The official site of the Grace Methodist Episcopal Church Restoration
& Creation of the Grace Heritage Site in Lincoln, Virginia.
Grace Church Construction
1884 - 1885
The Grace Methodist Episcopal Church got its start in the Lincoln Colored School, sometimes called the Lincoln School (B), where newly freed slaves were educated in what was one of the first public schools for African Americans in Virginia. The church's congregation first organized here in 1872 under the leadership of Reverend Henry Carroll. In 1884, freedmen and other residents built the existing church just up the hill from the school. Stone masons used native field stone and topped the structure with a bell "that could be heard for miles!" The building was dedicated on July 30, 1885, under the pastorate of Reverend John Bean, a circuit rider, whose churches included those in Middleburg, Leesburg, Lincoln and others.
Services at the Church
1885 - 1949
Services were originally held on the second and fourth Sundays. The basement was sometimes used as a vocational school where Quakers taught sewing, cooking, shoe repair and other skills to the black community. The building never had plumbing, so water was carried from the nearby spring located south of the building.
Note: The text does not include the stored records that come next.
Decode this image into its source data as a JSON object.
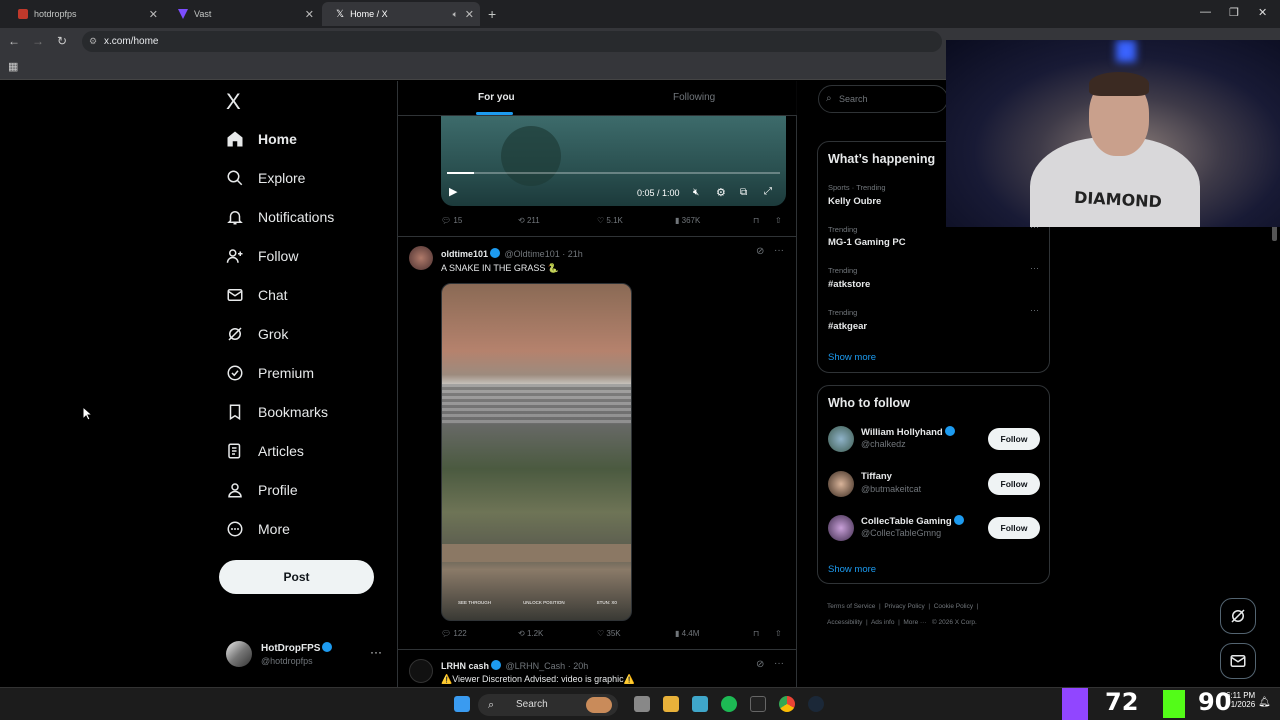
{
  "browser": {
    "tabs": [
      {
        "title": "hotdropfps"
      },
      {
        "title": "Vast"
      },
      {
        "title": "Home / X"
      }
    ],
    "new_tab": "+",
    "url": "x.com/home"
  },
  "sidebar": {
    "logo": "X",
    "items": [
      {
        "label": "Home",
        "icon": "home-icon"
      },
      {
        "label": "Explore",
        "icon": "search-icon"
      },
      {
        "label": "Notifications",
        "icon": "bell-icon"
      },
      {
        "label": "Follow",
        "icon": "person-add-icon"
      },
      {
        "label": "Chat",
        "icon": "mail-icon"
      },
      {
        "label": "Grok",
        "icon": "grok-icon"
      },
      {
        "label": "Premium",
        "icon": "verified-icon"
      },
      {
        "label": "Bookmarks",
        "icon": "bookmark-icon"
      },
      {
        "label": "Articles",
        "icon": "article-icon"
      },
      {
        "label": "Profile",
        "icon": "person-icon"
      },
      {
        "label": "More",
        "icon": "more-circle-icon"
      }
    ],
    "post_label": "Post",
    "account": {
      "name": "HotDropFPS",
      "handle": "@hotdropfps",
      "more": "···"
    }
  },
  "timeline": {
    "tabs": [
      "For you",
      "Following"
    ],
    "video1": {
      "time": "0:05 / 1:00",
      "progress": 0.08
    },
    "tweet1_actions": {
      "replies": "15",
      "reposts": "211",
      "likes": "5.1K",
      "views": "367K"
    },
    "tweet2": {
      "name": "oldtime101",
      "handle": "@Oldtime101",
      "time": "· 21h",
      "text": "A SNAKE IN THE GRASS 🐍",
      "hud": [
        "SEE THROUGH",
        "UNLOCK POSITION",
        "STUN: X0"
      ],
      "actions": {
        "replies": "122",
        "reposts": "1.2K",
        "likes": "35K",
        "views": "4.4M"
      }
    },
    "tweet3": {
      "name": "LRHN cash",
      "handle": "@LRHN_Cash",
      "time": "· 20h",
      "text": "⚠️Viewer Discretion Advised: video is graphic⚠️"
    }
  },
  "right": {
    "search_placeholder": "Search",
    "happening_title": "What’s happening",
    "trends": [
      {
        "meta": "Sports · Trending",
        "name": "Kelly Oubre"
      },
      {
        "meta": "Trending",
        "name": "MG-1 Gaming PC"
      },
      {
        "meta": "Trending",
        "name": "#atkstore"
      },
      {
        "meta": "Trending",
        "name": "#atkgear"
      }
    ],
    "show_more": "Show more",
    "wtf_title": "Who to follow",
    "wtf": [
      {
        "name": "William Hollyhand",
        "handle": "@chalkedz",
        "verified": true
      },
      {
        "name": "Tiffany",
        "handle": "@butmakeitcat",
        "verified": false
      },
      {
        "name": "CollecTable Gaming",
        "handle": "@CollecTableGmng",
        "verified": true
      }
    ],
    "follow_label": "Follow",
    "footer": [
      "Terms of Service",
      "Privacy Policy",
      "Cookie Policy",
      "Accessibility",
      "Ads info",
      "More ···",
      "© 2026 X Corp."
    ]
  },
  "webcam": {
    "shirt_text": "DIAMOND"
  },
  "taskbar": {
    "search": "Search",
    "stat1": "72",
    "stat2": "90",
    "clock_time": "6:11 PM",
    "clock_date": "1/2026"
  },
  "colors": {
    "accent": "#1d9bf0",
    "twitch": "#9146ff",
    "kick": "#53fc18"
  }
}
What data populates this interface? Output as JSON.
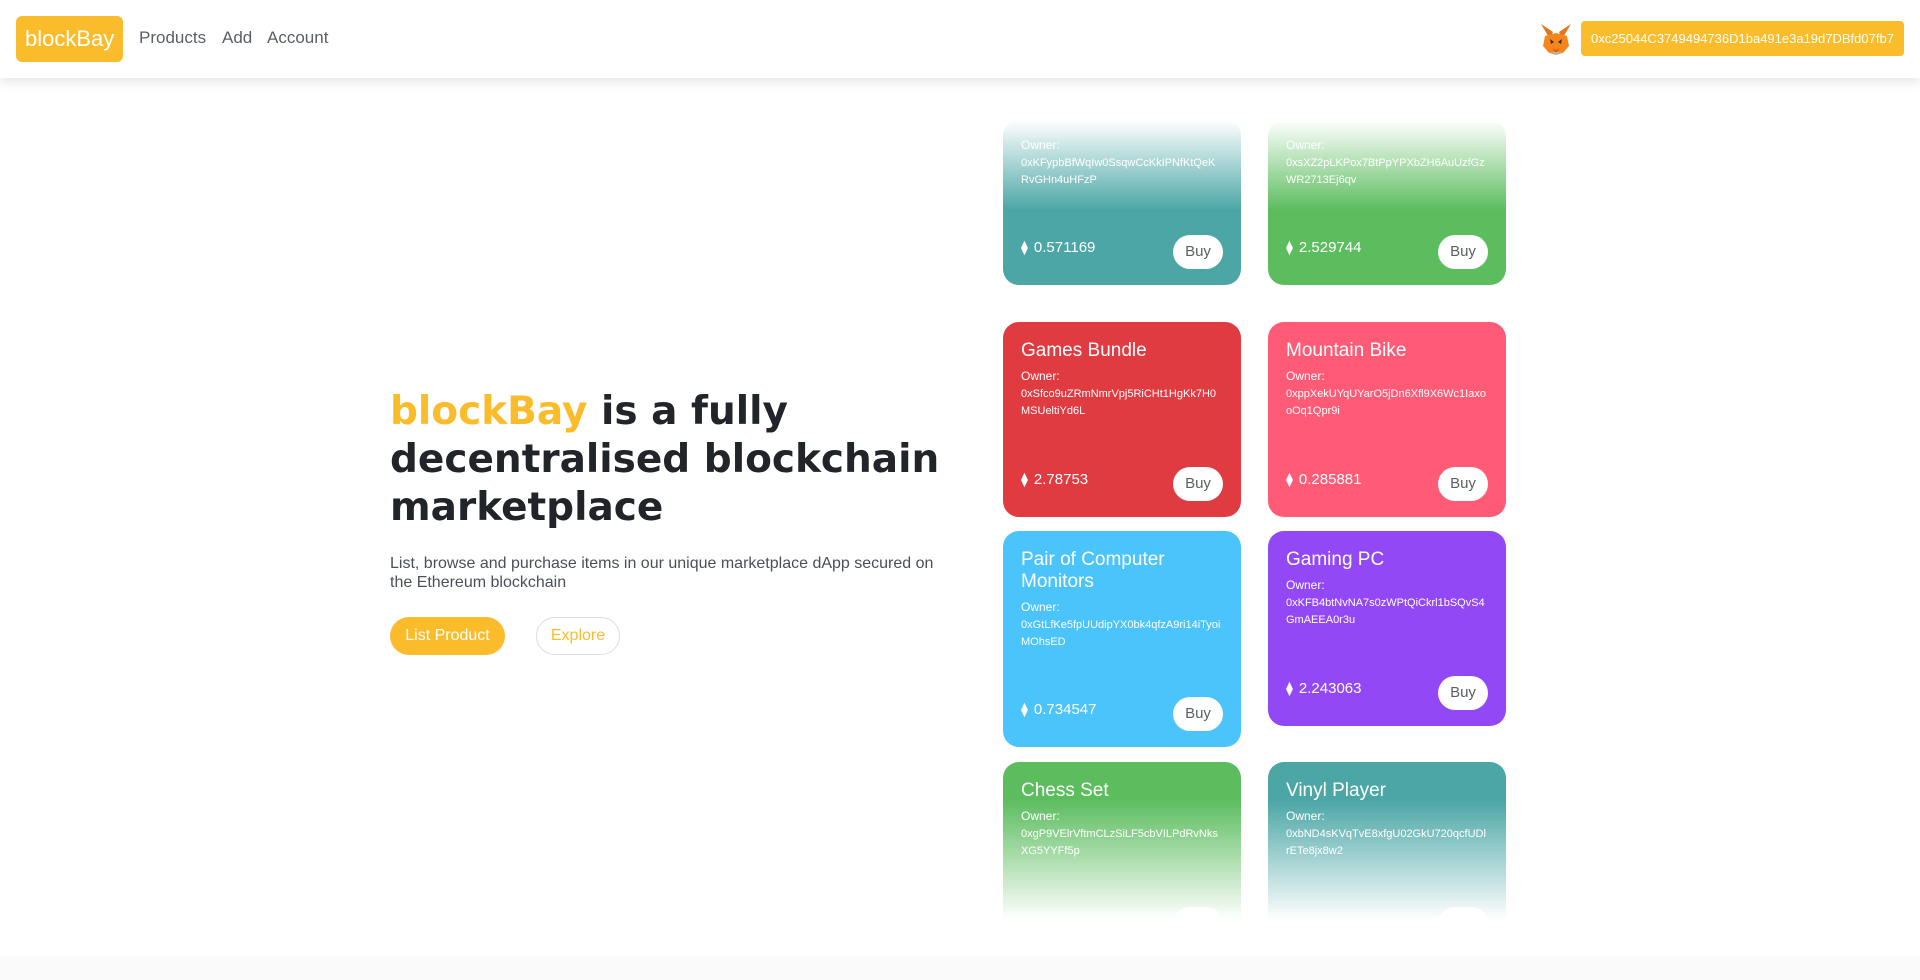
{
  "nav": {
    "brand": "blockBay",
    "links": [
      "Products",
      "Add",
      "Account"
    ],
    "wallet_address": "0xc25044C3749494736D1ba491e3a19d7DBfd07fb7"
  },
  "hero": {
    "title_accent": "blockBay",
    "title_rest": " is a fully decentralised blockchain marketplace",
    "description": "List, browse and purchase items in our unique marketplace dApp secured on the Ethereum blockchain",
    "primary_button": "List Product",
    "secondary_button": "Explore"
  },
  "card_common": {
    "owner_label": "Owner:",
    "buy_label": "Buy",
    "eth_symbol": "⧫"
  },
  "cards": [
    {
      "title": "",
      "owner": "0xKFypbBfWqIw0SsqwCcKkIPNfKtQeKRvGHn4uHFzP",
      "price": "0.571169"
    },
    {
      "title": "",
      "owner": "0xsXZ2pLKPox7BtPpYPXbZH6AuUzfGzWR2713Ej6qv",
      "price": "2.529744"
    },
    {
      "title": "Games Bundle",
      "owner": "0xSfco9uZRmNmrVpj5RiCHt1HgKk7H0MSUeltiYd6L",
      "price": "2.78753"
    },
    {
      "title": "Mountain Bike",
      "owner": "0xppXekUYqUYarO5jDn6Xfl9X6Wc1IaxooOq1Qpr9i",
      "price": "0.285881"
    },
    {
      "title": "Pair of Computer Monitors",
      "owner": "0xGtLfKe5fpUUdipYX0bk4qfzA9ri14iTyoiMOhsED",
      "price": "0.734547"
    },
    {
      "title": "Gaming PC",
      "owner": "0xKFB4btNvNA7s0zWPtQiCkrl1bSQvS4GmAEEA0r3u",
      "price": "2.243063"
    },
    {
      "title": "Chess Set",
      "owner": "0xgP9VElrVftmCLzSiLF5cbVILPdRvNksXG5YYFf5p",
      "price": ""
    },
    {
      "title": "Vinyl Player",
      "owner": "0xbND4sKVqTvE8xfgU02GkU720qcfUDlrETe8jx8w2",
      "price": ""
    }
  ]
}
Two outhouses, one each for men and women were located on each side of the rear of the church and were reportedly "two-seaters." The location of the women's outhouse was discovered by archaeologists but the location of the men's room is still a mystery.
After around 1915, most of the congregation resided in Purcellville and nearby Cooksville and they walked to Lincoln for services. The church was active and lively, and celebrated an annual homecoming in August attended by large crowds where potluck meals were shared. The church also celebrated “children's day” and enjoyed occasional joint-services with nearby Mount Olive Baptist Church. Money was scarce, so fundraising was a constant effort. The more popular fundraisers included "Tom Thumb Marriages" in which tickets were sold to witness staged weddings acted out by young children; and "Fan Drills", theatrical line- dances featuring young girls dressed up in colorful costumes including overskirts that "fanned" out.
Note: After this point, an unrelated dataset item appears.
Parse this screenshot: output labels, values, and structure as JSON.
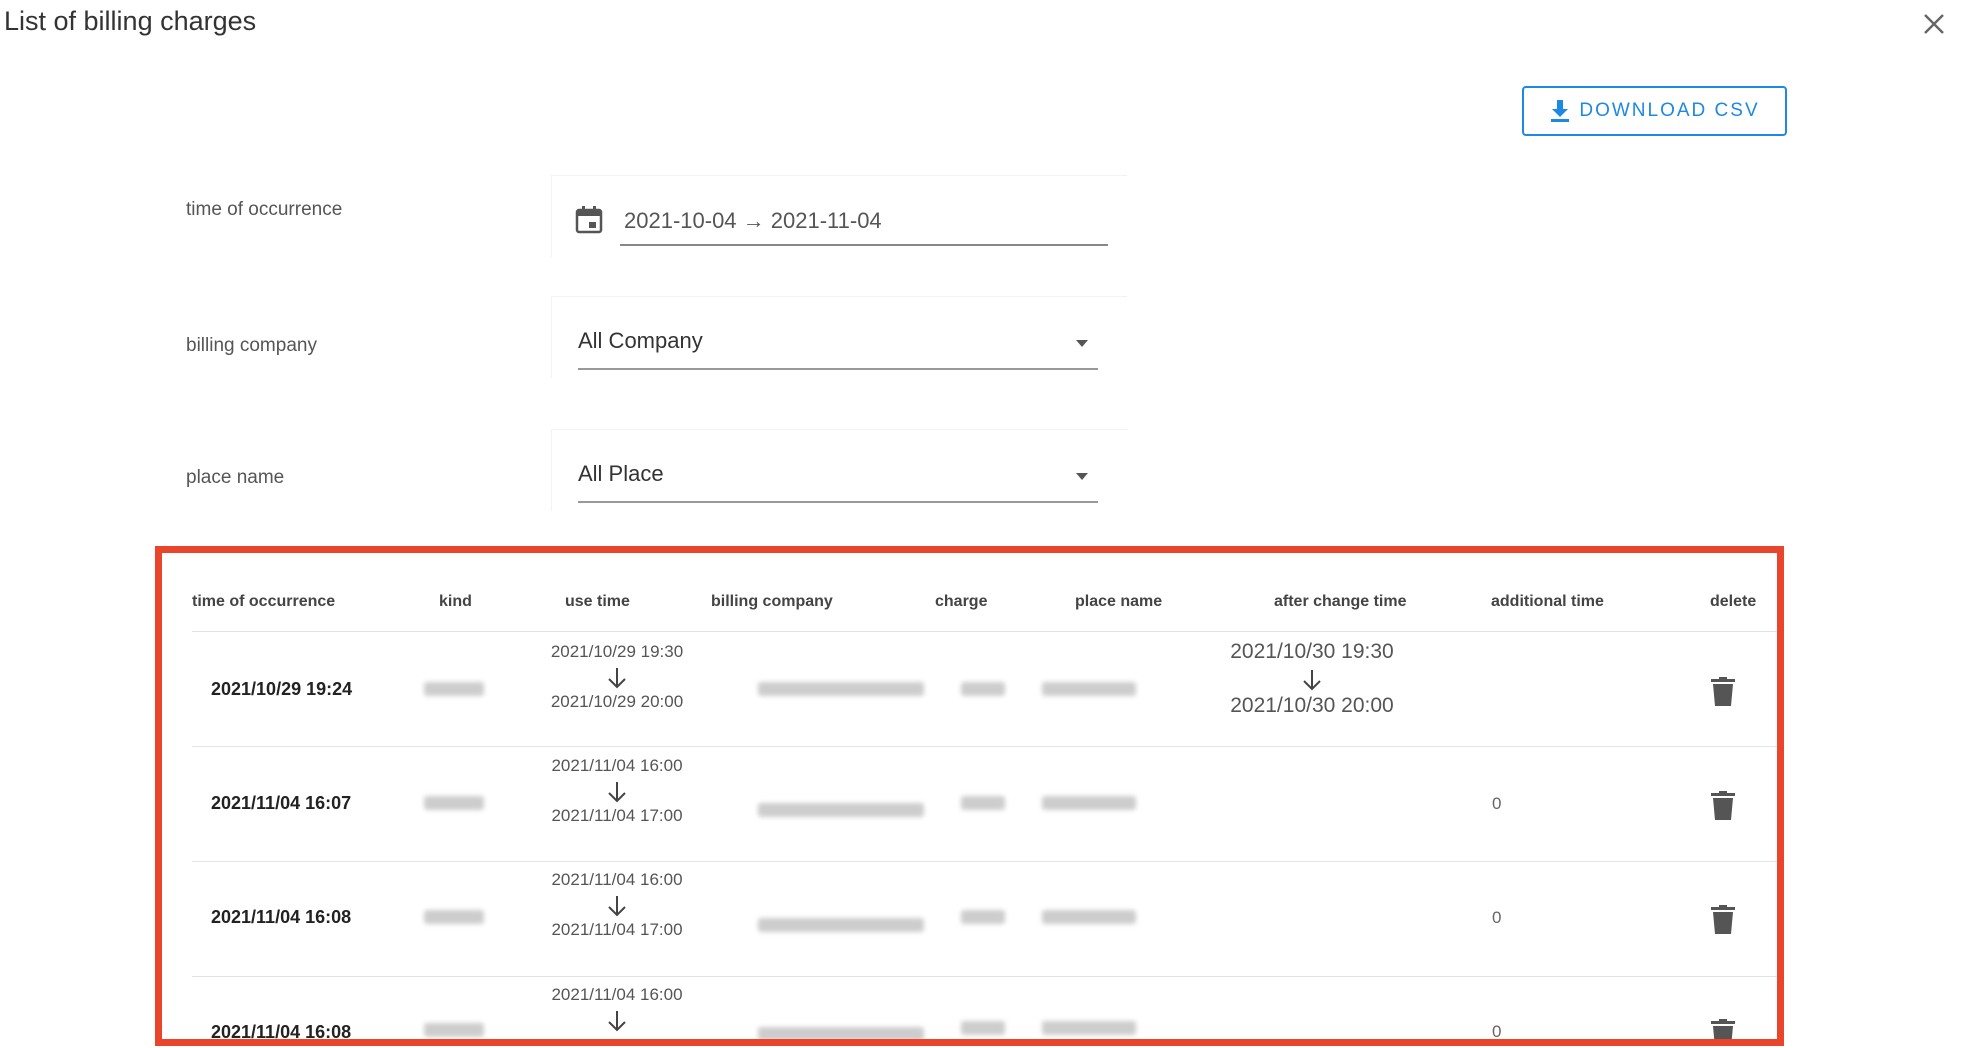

The church served as an anchor and stabilizing force for the black community in Lincoln until 1942. In the early forties, then-Reverend Otis Jasper was encouraged by his church District Superintendent to have the Lincoln church join the United Methodist Conference, and move to Purcellville where most of the congregation resided. In September 1949, Grace Annex United Methodist Episcopal Church broke ground for the new building on A Street in Purcellville. The old stone church in Lincoln was eventually abandoned. Although the congregation maintains an active cemetery in Lincoln, the building has been in disrepair and out of use since the early 1950’s. The building is owned by the trustees of the Friends of Grace.
In 2002, the Lincoln Preservation Foundation, along with the then-trustees of the Grace Church, united in an ambitious undertaking: to rescue and restore the abandoned building and tell its story. With this goal in mind, the Lincoln Preservation Foundation found itself swept up in a project we originally called "Saving Grace.” Today we still use that term, but we also call it the Grace Heritage Site Project.
Today, the trustees of the Grace Church own the building as a non-profit 501(c)3, the Friends of Grace Multicultural Center, or, the Friends of Grace.
The Saving Grace Project (Grace Heritage Site Project), in a nutshell, strives to restore the building and grounds and allow it to stand as a symbol of the African American story. Exhibits will highlight the role of local blacks, with special recognition given to veterans who once served, but were disregarded because of their race. The sanctuary will return to its original glory, and be available for meetings and community events. The Grace Heritage Site will also enjoy visitors coming to Lincoln as part of an established Underground Railroad driving tour.